This week I decided to do something miles away from my comfort zone.
Since 2011, this little webpage has acted as an insulating buffer between myself and the reader. My ‘voice’ was expressed through typeface and I had the benefit of time, editing, and occasional proofreading to refine my ethic and message dozens of times before I put it out there. I’ve had all the control so that on the (rare) occasions that hateful or crude comments show up that revile me for being a hunter, or poke holes in my logic, or (to directly quote one aggrieved reader) deride me as just some “city boy pretending to hunt”, I simply delete the offending statements and move on my merry way. Unsolicited hate mail gone forever, just like that.
But this week, I lacked that luxury. This week I did a television shoot, and went from ‘single voice among thousands of outdoors websites’ to ‘single voice talking straight into a television camera’. Those experiences are fundamentally different, and the public perception of those things are equally divergent.
For context, I was approached by Sang Kim, who is an author, chef, and television personality to talk about hunting and guns, as well as to cook my favourite wild game dish, which in this case was a wild turkey leg confit. I of course jumped at the opportunity because those are things I love talking about and things I love to do. But it did lead me to an existential crisis, and when I’m in an existential crisis, I write about it so here we are.
You see, there’s a chance I might be cast in the all-too-bright light of “expertise” which has always made me uneasy and self-conscious. For whatever reason, even though televised media (even internet-based televised media) is ubiquitous, there still exists a sense that those with a mass-media platform have expertise. So, by way of full disclosure, here’s what I’m expert at.
- I’m an expert at sharing my opinions.
- I’m an expert at shoving delicious wild game into my face.
- I’m an expert at trying new things with little forethought for how the external reaction is going to be.
And that’s where my head was during the shoot. I offered opinions and statements on what I thought to be pertinent or what I believed to be valid on a variety of topics, some of which I was prepared for and some that I was not. But nothing is off limits to me, so I gave it the old college try. The demographic is non-conventional from a hunting perspective, the platform is non-conventional to typical media, and if anything, I’m not the typical ‘hunter’ stereotype (I think).

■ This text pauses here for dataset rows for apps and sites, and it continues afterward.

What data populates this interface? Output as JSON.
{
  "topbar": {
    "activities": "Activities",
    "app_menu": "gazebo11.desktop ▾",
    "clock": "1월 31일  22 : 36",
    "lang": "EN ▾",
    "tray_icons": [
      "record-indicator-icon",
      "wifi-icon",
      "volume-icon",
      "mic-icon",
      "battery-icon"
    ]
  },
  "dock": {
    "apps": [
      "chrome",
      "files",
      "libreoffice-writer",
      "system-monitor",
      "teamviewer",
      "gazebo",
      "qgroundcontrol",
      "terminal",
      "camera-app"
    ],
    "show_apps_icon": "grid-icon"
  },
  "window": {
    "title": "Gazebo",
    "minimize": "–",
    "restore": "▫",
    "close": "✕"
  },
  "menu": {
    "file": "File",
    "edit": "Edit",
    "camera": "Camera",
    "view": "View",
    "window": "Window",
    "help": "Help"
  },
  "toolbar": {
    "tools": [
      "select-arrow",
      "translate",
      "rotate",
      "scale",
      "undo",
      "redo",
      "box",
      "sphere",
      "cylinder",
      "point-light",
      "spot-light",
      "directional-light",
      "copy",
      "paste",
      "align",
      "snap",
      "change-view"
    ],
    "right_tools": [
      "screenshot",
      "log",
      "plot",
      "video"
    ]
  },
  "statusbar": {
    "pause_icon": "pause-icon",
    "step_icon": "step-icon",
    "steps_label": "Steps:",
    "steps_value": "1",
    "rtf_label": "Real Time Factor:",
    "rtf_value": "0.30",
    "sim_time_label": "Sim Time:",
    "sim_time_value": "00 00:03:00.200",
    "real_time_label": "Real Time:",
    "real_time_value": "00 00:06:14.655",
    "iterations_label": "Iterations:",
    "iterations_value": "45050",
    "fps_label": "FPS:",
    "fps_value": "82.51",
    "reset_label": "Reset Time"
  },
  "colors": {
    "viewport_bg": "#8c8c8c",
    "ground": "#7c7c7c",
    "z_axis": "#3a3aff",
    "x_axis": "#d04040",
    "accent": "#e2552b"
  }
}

Some of what I said and believe will be unpopular with non-hunters and non-gun owners. Some of it will be unpopular with hunters and gun owners. But all of it sits well with me which is what matters I guess.
Also, there’s that lingering and perverse fear that I have where people are going to ridicule and hate and mock me in a very public forum. All the tough guy attitude, spunk, and bravado available to me still aren’t going to stop trolls and keyboard-social justice warriors, and other “better” hunters who might feel more representative of the tradition from trying to make me their whipping boy on YouTube. But I guess that’s their prerogative and not mine.
Of course I’m not looking to be a martyr for the cause (although I would be if I had to I suppose) or for personal sympathy, or kudos, or bland affirmations. Nor is this a pre-emptive disclaimer begging for kindness, forgiveness, or understanding because I waived rights to those things when I opted into this opportunity. I’m mostly just going through prose therapy or literary diarrhea or whatever this actually is. But at the heart of the matter, I’m writing this to clarify my hopes.
I’m hoping that I wasn’t too far off the mark in my opinions, hoping that I was representative of my personal ethics, and hopeful that my turkey calling was at least passable; the birds seem to like it anyhow. I’ve yet to see the finished, edited product yet but the hope (there’s that word again) is that the passion and the simple message I have does not get lost in translation or flogged to death in a comments section.
In all, the only thing I want is to represent hunting and the outdoors and my passion for both of them respectfully, humbly, and clearly. I also liked that I got to get myself a tidy new branded t-shirt with shiny dome fasteners out of the deal.
There were things that may end up on the cutting room floor. There were things I desperately wanted to share that just never came up. Thankfully, I can honestly say that I never had a moment in the whole shoot (which was amazing by the way and an experience absolutely worth any stress or backlash that may come out of it) where my internal monologue went “Uh-oh, don’t answer that” or “This sounds dumb” or “This whole premise is ridiculous and going to negatively represent hunting and hunters”.
Still, it’s over now and nothing can be done about it anyhow, even if I had contributed something incredibly stupid to the record. I knew the ‘risks’ about taking it on and did it gladly, because declining this would have led to regret and I like to live with a “what-the-hell” mentality. At best I like to think my opinions and contributions are benign and conciliatory.
For Lucas Hunter, Chef Sang Kim, my family, TagTV and all those that supported this, I quite literally cannot thank you enough. This was a once-in-a-lifetime thing and I’m truly glad I did it. For those that want to actually see it, we’ll post the details once they come available.